> _Your task_
Your task is to copy the data exactly while leaving out every picture.
**** Source records
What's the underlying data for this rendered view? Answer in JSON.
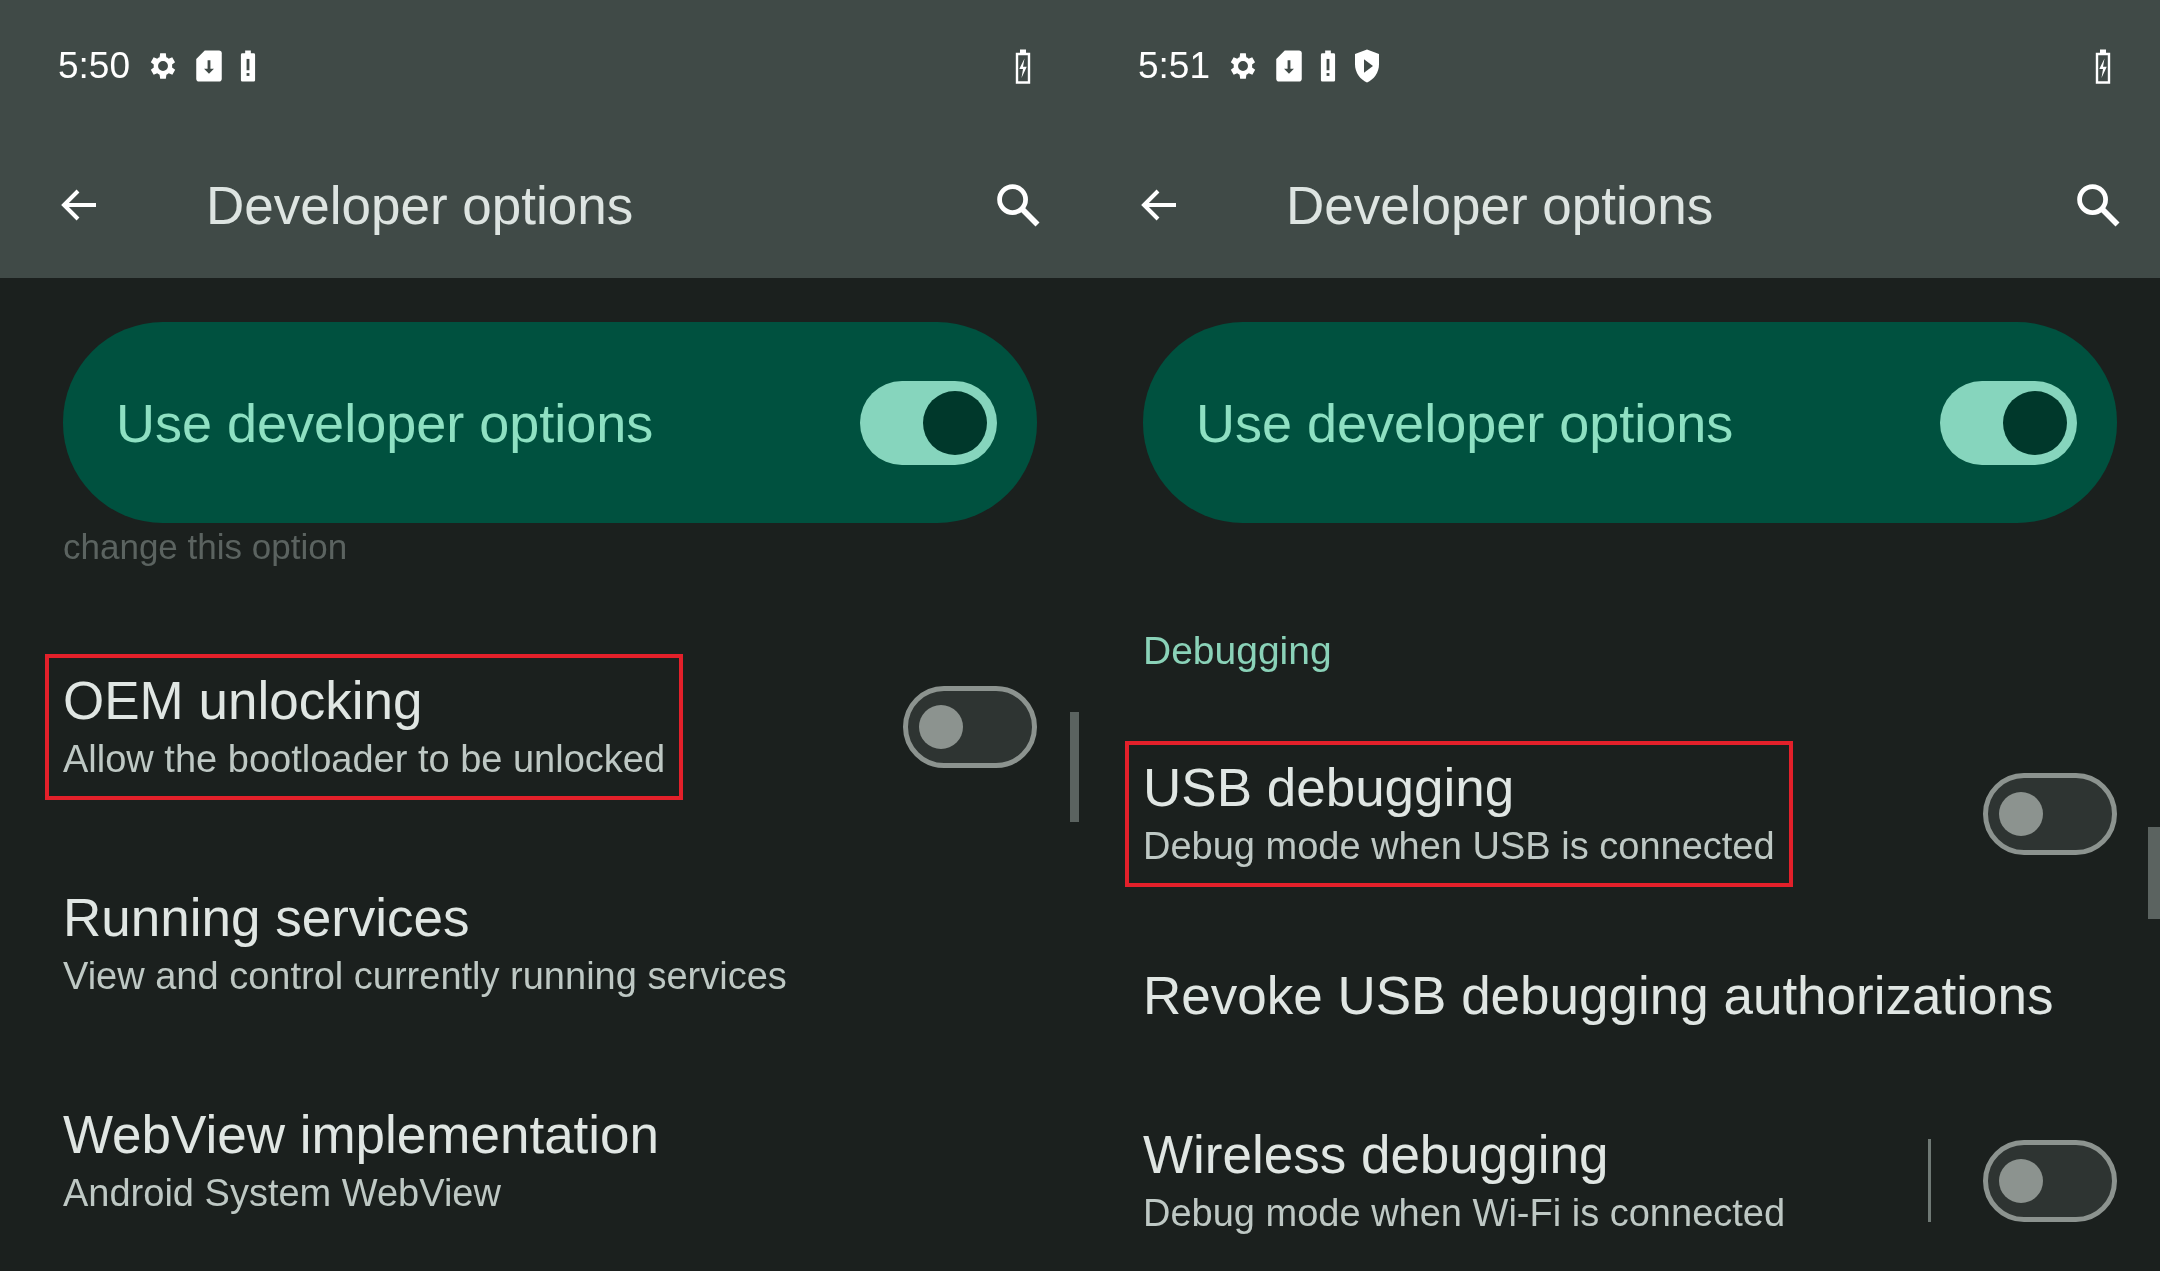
{
  "screens": [
    {
      "status_bar": {
        "time": "5:50",
        "notifications": [
          {
            "kind": "settings"
          },
          {
            "kind": "download"
          },
          {
            "kind": "alert"
          }
        ]
      },
      "app_bar": {
        "title": "Developer options"
      },
      "main_switch": {
        "label": "Use developer options",
        "on": true
      },
      "items": [
        {
          "kind": "note",
          "lines": [
            "change this option"
          ]
        },
        {
          "kind": "setting",
          "title": "OEM unlocking",
          "summary": "Allow the bootloader to be unlocked",
          "highlighted": true,
          "toggle": {
            "on": false
          },
          "divider": false
        },
        {
          "kind": "setting",
          "title": "Running services",
          "summary": "View and control currently running services",
          "highlighted": false
        },
        {
          "kind": "setting",
          "title": "WebView implementation",
          "summary": "Android System WebView",
          "highlighted": false
        }
      ]
    },
    {
      "status_bar": {
        "time": "5:51",
        "notifications": [
          {
            "kind": "settings"
          },
          {
            "kind": "download"
          },
          {
            "kind": "alert"
          },
          {
            "kind": "shield"
          }
        ]
      },
      "app_bar": {
        "title": "Developer options"
      },
      "main_switch": {
        "label": "Use developer options",
        "on": true
      },
      "items": [
        {
          "kind": "header",
          "title": "Debugging"
        },
        {
          "kind": "setting",
          "title": "USB debugging",
          "summary": "Debug mode when USB is connected",
          "highlighted": true,
          "toggle": {
            "on": false
          },
          "divider": false
        },
        {
          "kind": "setting",
          "title": "Revoke USB debugging authorizations",
          "highlighted": false
        },
        {
          "kind": "setting",
          "title": "Wireless debugging",
          "summary": "Debug mode when Wi-Fi is connected",
          "highlighted": false,
          "toggle": {
            "on": false
          },
          "divider": true
        }
      ]
    }
  ]
}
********
> _Answer to the problem_
What's the underlying data for this rendered view? Answer in JSON.
{
  "screens": [
    {
      "status_bar": {
        "time": "5:50",
        "notifications": [
          {
            "kind": "settings"
          },
          {
            "kind": "download"
          },
          {
            "kind": "alert"
          }
        ]
      },
      "app_bar": {
        "title": "Developer options"
      },
      "main_switch": {
        "label": "Use developer options",
        "on": true
      },
      "items": [
        {
          "kind": "note",
          "lines": [
            "change this option"
          ]
        },
        {
          "kind": "setting",
          "title": "OEM unlocking",
          "summary": "Allow the bootloader to be unlocked",
          "highlighted": true,
          "toggle": {
            "on": false
          },
          "divider": false
        },
        {
          "kind": "setting",
          "title": "Running services",
          "summary": "View and control currently running services",
          "highlighted": false
        },
        {
          "kind": "setting",
          "title": "WebView implementation",
          "summary": "Android System WebView",
          "highlighted": false
        }
      ]
    },
    {
      "status_bar": {
        "time": "5:51",
        "notifications": [
          {
            "kind": "settings"
          },
          {
            "kind": "download"
          },
          {
            "kind": "alert"
          },
          {
            "kind": "shield"
          }
        ]
      },
      "app_bar": {
        "title": "Developer options"
      },
      "main_switch": {
        "label": "Use developer options",
        "on": true
      },
      "items": [
        {
          "kind": "header",
          "title": "Debugging"
        },
        {
          "kind": "setting",
          "title": "USB debugging",
          "summary": "Debug mode when USB is connected",
          "highlighted": true,
          "toggle": {
            "on": false
          },
          "divider": false
        },
        {
          "kind": "setting",
          "title": "Revoke USB debugging authorizations",
          "highlighted": false
        },
        {
          "kind": "setting",
          "title": "Wireless debugging",
          "summary": "Debug mode when Wi-Fi is connected",
          "highlighted": false,
          "toggle": {
            "on": false
          },
          "divider": true
        }
      ]
    }
  ]
}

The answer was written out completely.